As Johnson (1973, 1977) has pointed out, there are ‘national styles’ in economics research and teaching. In describing the development of the Swedish style of economics, I have taken the academic system in the United States as my point of reference,2 and David Davidson’s appointment to the chair in Uppsala in 1889 as the starting date. The account therefore covers one century, although the founding period actually occurred in the first decade of the 1900s when Knut Wicksell was appointed to Lund University, Gustav Cassel to Stockholm College and Eli Heckscher to the Stockholm School of Economics. Economics in Sweden has a much longer history than this, however. Chairs were established in 1741 and 1750 at Uppsala and Lund, making Sweden the country with the second oldest academic economics tradition in the world. The first chairs had been created earlier in Germany. (See Appendix B for a list of all Swedish professors of economics over the past 250 years.)

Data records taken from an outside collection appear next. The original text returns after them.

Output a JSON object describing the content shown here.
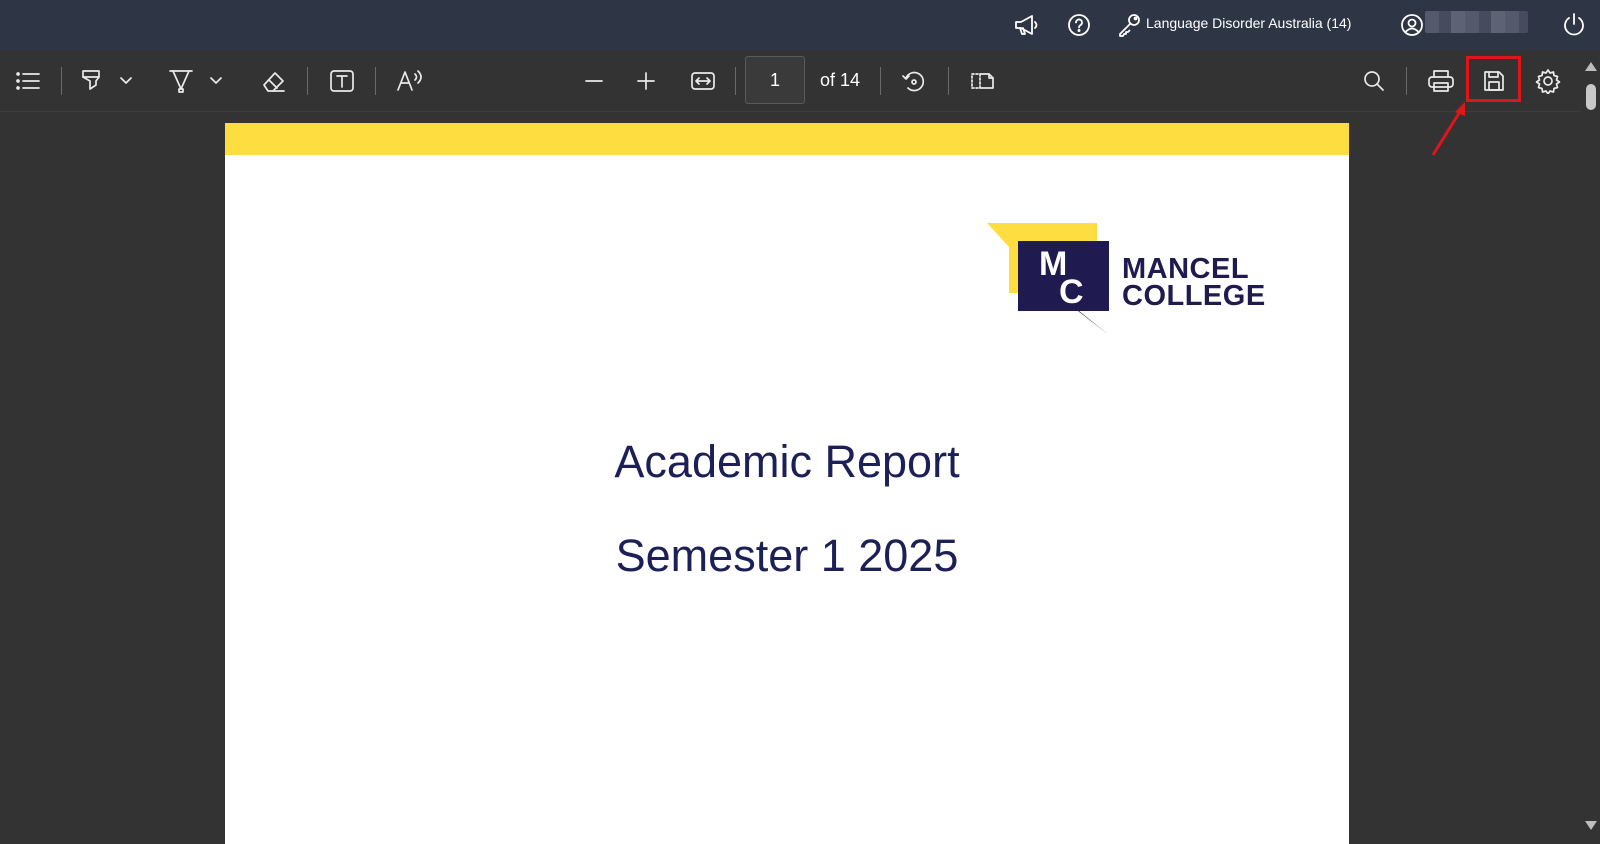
{
  "topbar": {
    "org_label": "Language Disorder Australia (14)",
    "icons": [
      "megaphone-icon",
      "help-icon",
      "key-icon",
      "user-icon",
      "power-icon"
    ]
  },
  "toolbar": {
    "icons": [
      "outline-icon",
      "highlight-icon",
      "draw-icon",
      "eraser-icon",
      "text-box-icon",
      "read-aloud-icon",
      "zoom-out-icon",
      "zoom-in-icon",
      "fit-width-icon",
      "rotate-icon",
      "page-view-icon",
      "search-icon",
      "print-icon",
      "save-icon",
      "settings-icon"
    ],
    "current_page": "1",
    "page_total": "of 14"
  },
  "document": {
    "logo_text_line1": "MANCEL",
    "logo_text_line2": "COLLEGE",
    "logo_monogram": "MC",
    "title": "Academic Report",
    "subtitle": "Semester 1 2025"
  },
  "colors": {
    "topbar_bg": "#2e3545",
    "toolbar_bg": "#333333",
    "page_band": "#fddd3f",
    "logo_navy": "#1f1a4f",
    "title_color": "#1d1f57",
    "annotation_red": "#e0151a"
  }
}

The history of Swedish economics is basically the history of its professors, or more precisely the history of the seventy to eighty people who have held chairs in economics and economic history over the past hundred years, because the professor has occupied a dominant position in the academic system.3 For this reason the account concentrates on the market for and the performance (behaviour) of professors, emphasizing various aspects which appear specific to economics in Sweden as compared to the United States. A chronological approach is adopted.